The calculator gives that , so we get a good approximation with only a little bit of work. One could repeat the update rule several more times to get an even better approximation.


Find the update rule for finding . Use the update rule once with the initial guess of to estimate .

The function in this case is . Then , and so the update rule is

Using this to estimate with the initial guess , one finds

If we compare this to the answer from a calculator, we find that , and so even after just one step, we are within 1% of the true answer.

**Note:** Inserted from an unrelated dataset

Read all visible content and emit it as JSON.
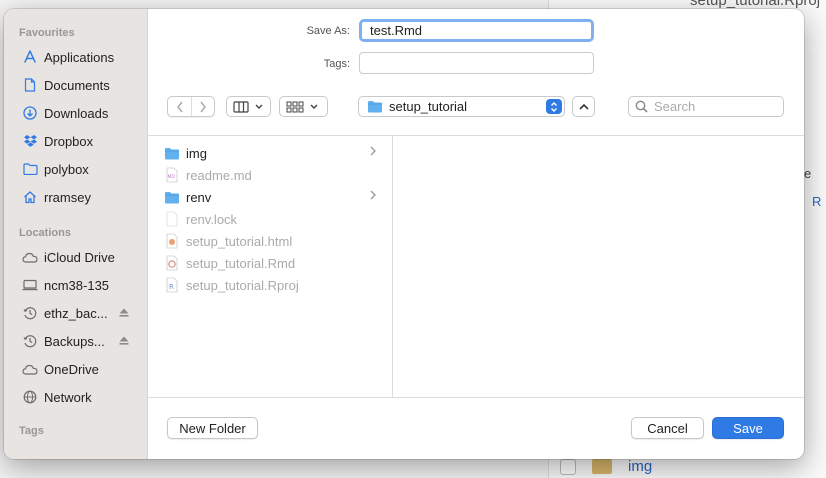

  • Use a linear approximation to estimate . Round your answer to four decimal places. Hint: what is ?
  • Use a linear approximation to estimate the cosine of an angle of . Round your answer to four decimal places. Hint: remember that , and hence .
  • Use Newton's method to determine the intersection of and .
  • The golden ratio is a root of the polynomial . If you use Newton's method to estimate its value, what is the appropriate update rule for the sequence ?
  • To approximate using Newton's method, what is the appropriate update rule for the sequence ?
  • You want to build a square pen for your new chickens, with an area of . Not having a calculator handy, you decide to use Newton's method to approximate the length of one side of the fence. If your first guess is , what is the next approximation you will get?
  • You are in charge of designing packaging materials for your company's new product. The marketing department tells you that you must put them in a cube-shaped box. The engineering department says that you will need a box with a volume of . What are the dimensions of the cubical box? Starting with a guess of for the length of the side of the cube, what approximation does one iteration of Newton's method give you? Round your answer to two decimal places.
  • Without using a calculator, approximate . Here are some hints. First, is close to , and in scientific notation. What does linear approximation give as an estimate when we decrease from to ?
  • A diving-board of length bends under the weight of a diver standing on its edge. The free end of the board moves down a distance where is the weight of the diver, is a constant of elasticity (that depends on the material from which the board is manufactured), and is a moment of inertia. (These last two quantities will again make an appearance in Lectures 13 and 41, but do not worry about what exactly they mean now...) Suppose our board has a length , and that it takes a deflection of under the weight of the diver. Use a linear approximation to estimate the deflection that it would take if its length was increased by .